* [Exercise brief] Across the whole listing, filter for the string "JSON" and copy every line that has it.
★ ★ ★ ★ ★
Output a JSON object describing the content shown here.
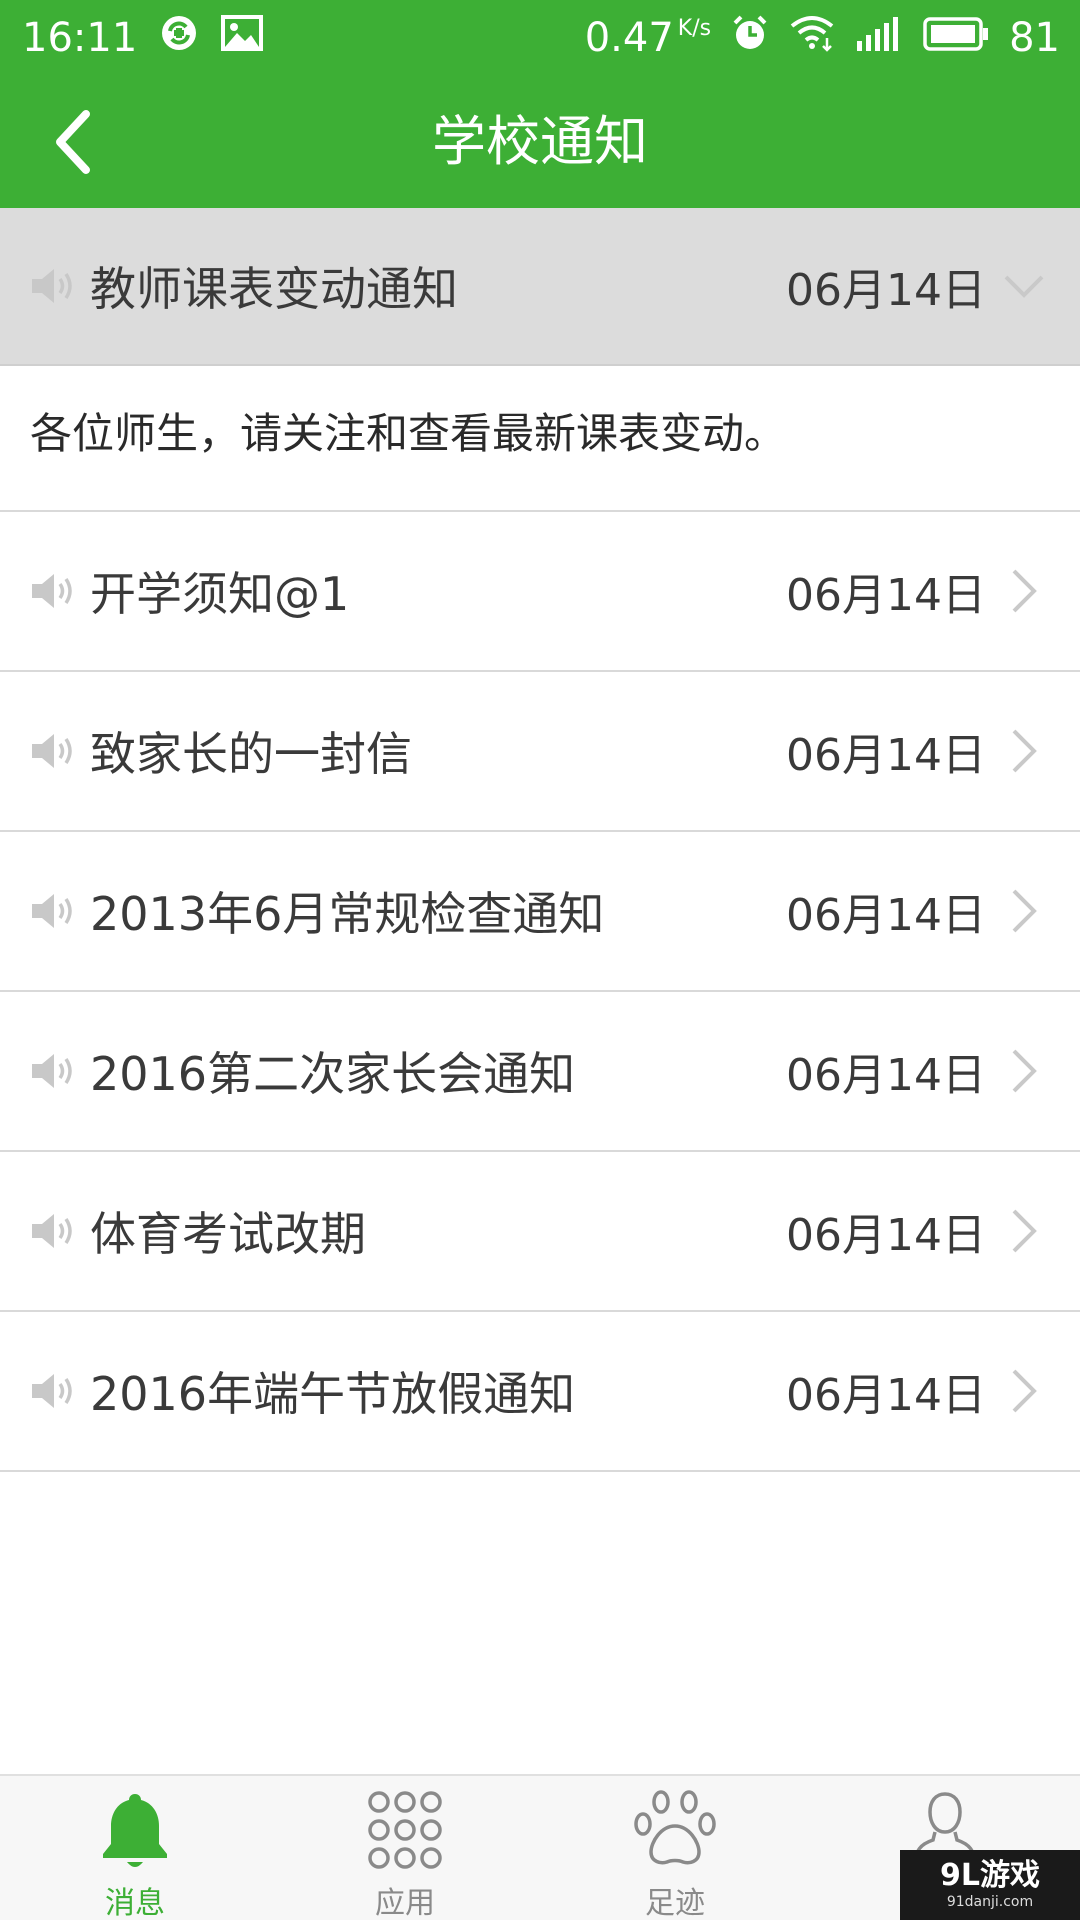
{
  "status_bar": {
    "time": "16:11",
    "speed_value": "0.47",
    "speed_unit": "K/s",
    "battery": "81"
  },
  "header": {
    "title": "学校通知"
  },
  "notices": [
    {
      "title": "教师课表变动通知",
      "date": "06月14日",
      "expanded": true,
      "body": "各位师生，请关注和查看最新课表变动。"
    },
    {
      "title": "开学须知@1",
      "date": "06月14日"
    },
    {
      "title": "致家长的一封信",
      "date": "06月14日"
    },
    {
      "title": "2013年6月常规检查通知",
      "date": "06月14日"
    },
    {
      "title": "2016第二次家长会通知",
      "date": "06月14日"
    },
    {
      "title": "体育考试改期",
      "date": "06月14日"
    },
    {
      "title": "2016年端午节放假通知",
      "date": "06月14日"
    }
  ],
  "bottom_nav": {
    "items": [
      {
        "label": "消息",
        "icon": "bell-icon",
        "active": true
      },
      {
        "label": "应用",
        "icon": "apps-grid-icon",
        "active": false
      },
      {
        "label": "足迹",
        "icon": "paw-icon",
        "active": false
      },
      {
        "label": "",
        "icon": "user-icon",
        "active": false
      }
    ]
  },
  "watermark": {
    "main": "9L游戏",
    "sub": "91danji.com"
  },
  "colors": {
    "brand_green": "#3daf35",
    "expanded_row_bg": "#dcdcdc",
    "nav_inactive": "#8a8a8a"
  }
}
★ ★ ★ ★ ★
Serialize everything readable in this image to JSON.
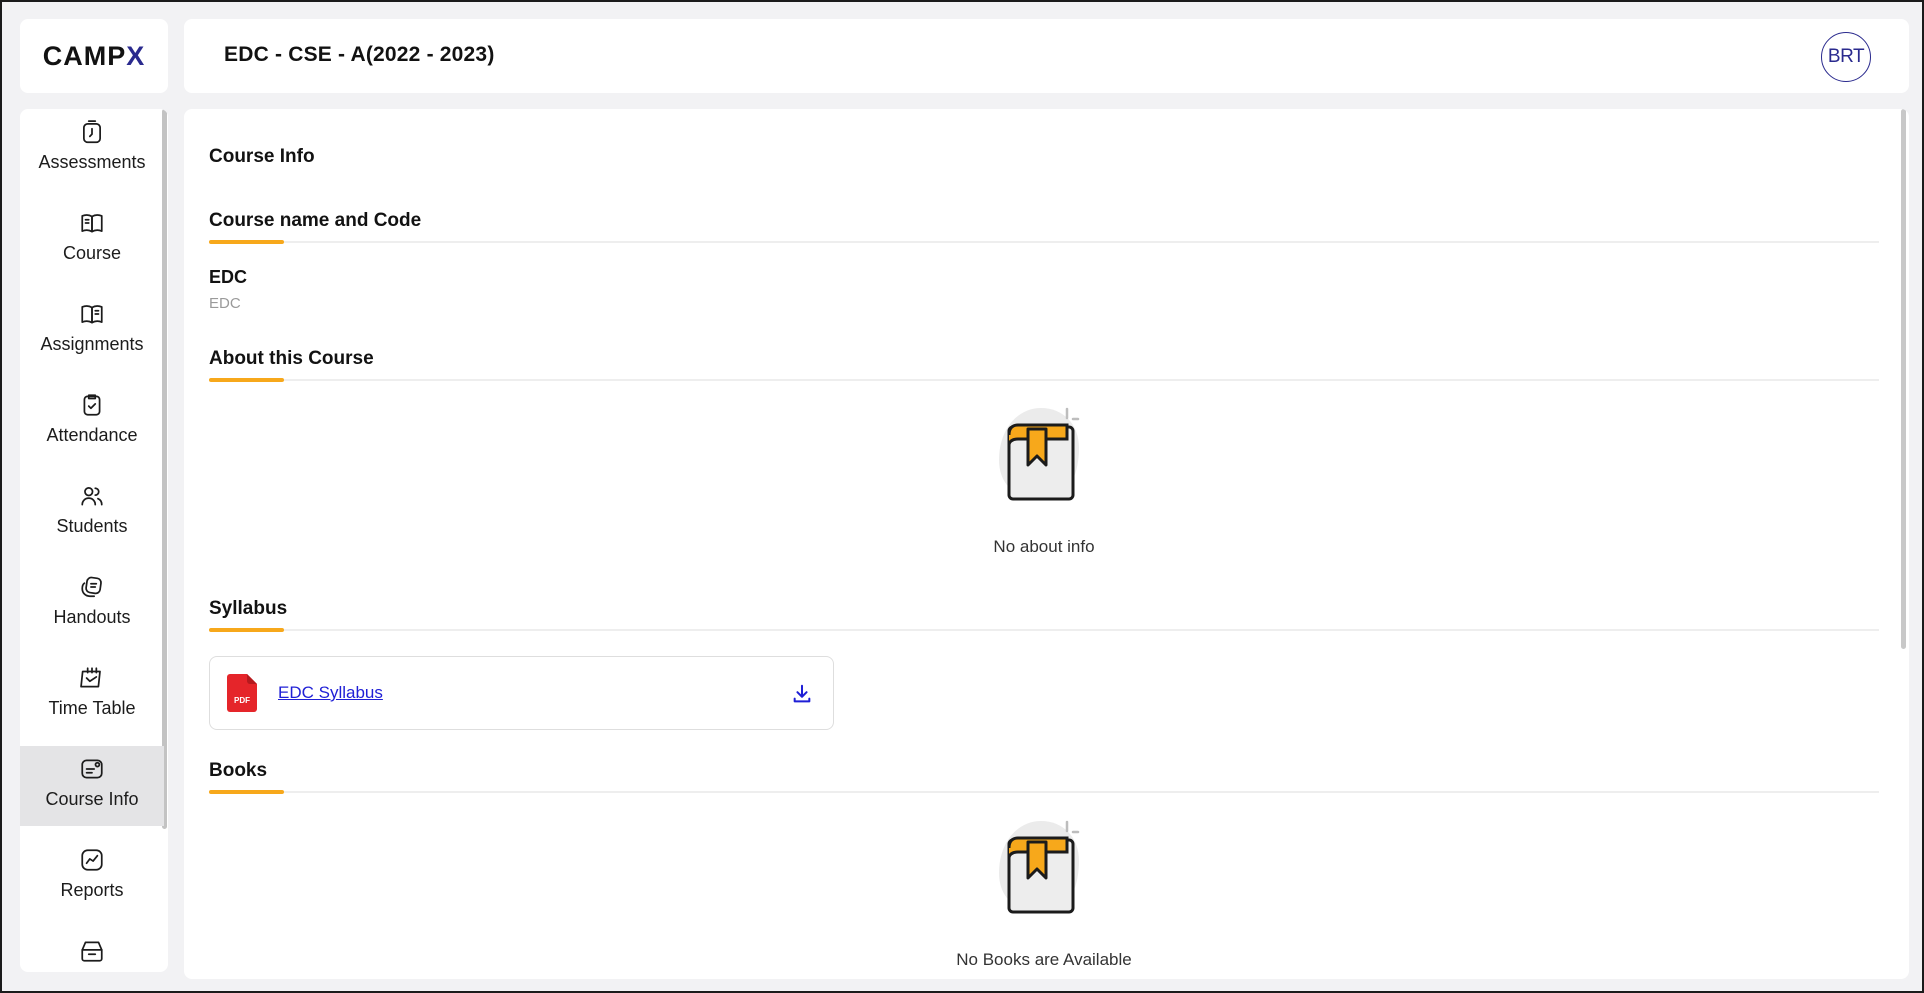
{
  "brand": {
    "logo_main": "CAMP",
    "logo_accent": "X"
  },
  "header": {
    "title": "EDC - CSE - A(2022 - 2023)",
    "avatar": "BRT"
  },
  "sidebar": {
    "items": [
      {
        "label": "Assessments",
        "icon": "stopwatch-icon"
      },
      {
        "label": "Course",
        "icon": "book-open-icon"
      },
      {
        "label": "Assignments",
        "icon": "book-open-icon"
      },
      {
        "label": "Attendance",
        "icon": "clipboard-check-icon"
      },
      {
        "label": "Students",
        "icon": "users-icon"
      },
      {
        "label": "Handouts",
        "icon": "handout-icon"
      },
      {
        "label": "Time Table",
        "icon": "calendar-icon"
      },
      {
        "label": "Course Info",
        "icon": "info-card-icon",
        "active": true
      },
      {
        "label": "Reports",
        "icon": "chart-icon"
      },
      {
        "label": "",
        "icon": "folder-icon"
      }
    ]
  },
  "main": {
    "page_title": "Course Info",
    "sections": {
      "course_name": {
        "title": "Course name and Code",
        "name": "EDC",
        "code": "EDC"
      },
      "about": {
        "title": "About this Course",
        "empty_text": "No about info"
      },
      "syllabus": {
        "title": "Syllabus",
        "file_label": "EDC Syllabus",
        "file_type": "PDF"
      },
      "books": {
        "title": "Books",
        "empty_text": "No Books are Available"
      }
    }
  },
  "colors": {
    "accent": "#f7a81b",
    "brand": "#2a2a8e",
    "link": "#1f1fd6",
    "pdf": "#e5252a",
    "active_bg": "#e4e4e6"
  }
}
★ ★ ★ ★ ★
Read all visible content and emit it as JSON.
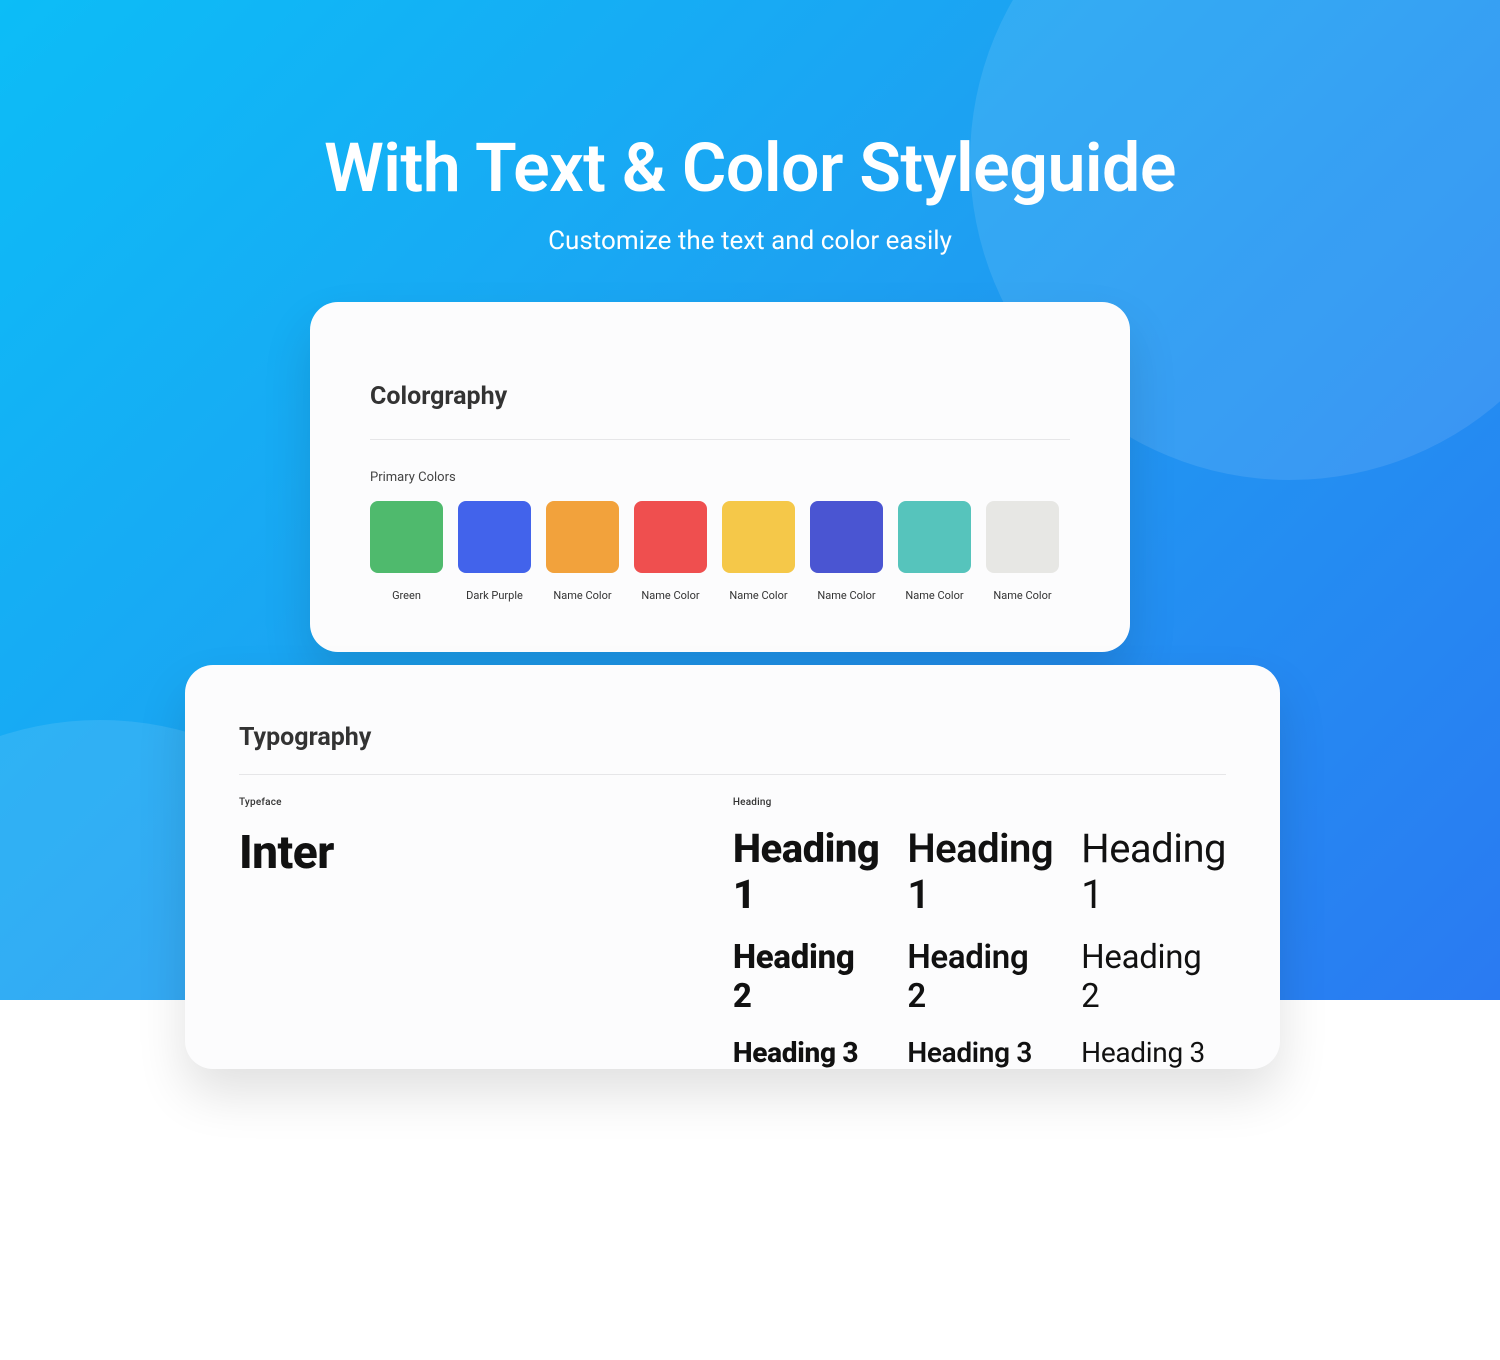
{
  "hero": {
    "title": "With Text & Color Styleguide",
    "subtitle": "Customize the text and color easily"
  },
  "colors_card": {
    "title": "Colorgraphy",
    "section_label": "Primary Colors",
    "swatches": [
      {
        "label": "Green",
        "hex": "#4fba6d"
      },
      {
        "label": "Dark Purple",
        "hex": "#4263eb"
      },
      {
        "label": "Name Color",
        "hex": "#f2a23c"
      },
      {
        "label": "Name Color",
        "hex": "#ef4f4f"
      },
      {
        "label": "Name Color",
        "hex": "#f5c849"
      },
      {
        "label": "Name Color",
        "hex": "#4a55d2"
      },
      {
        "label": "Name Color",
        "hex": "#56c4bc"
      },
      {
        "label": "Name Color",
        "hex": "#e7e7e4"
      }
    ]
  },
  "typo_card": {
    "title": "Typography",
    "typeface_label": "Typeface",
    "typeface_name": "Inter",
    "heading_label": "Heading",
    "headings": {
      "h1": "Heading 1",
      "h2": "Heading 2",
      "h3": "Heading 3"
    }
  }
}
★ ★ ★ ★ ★
* [Reply to the exercise]
Output a JSON object describing the content shown here.
Serialize everything readable in this image to JSON.
Read all visible content and emit it as JSON.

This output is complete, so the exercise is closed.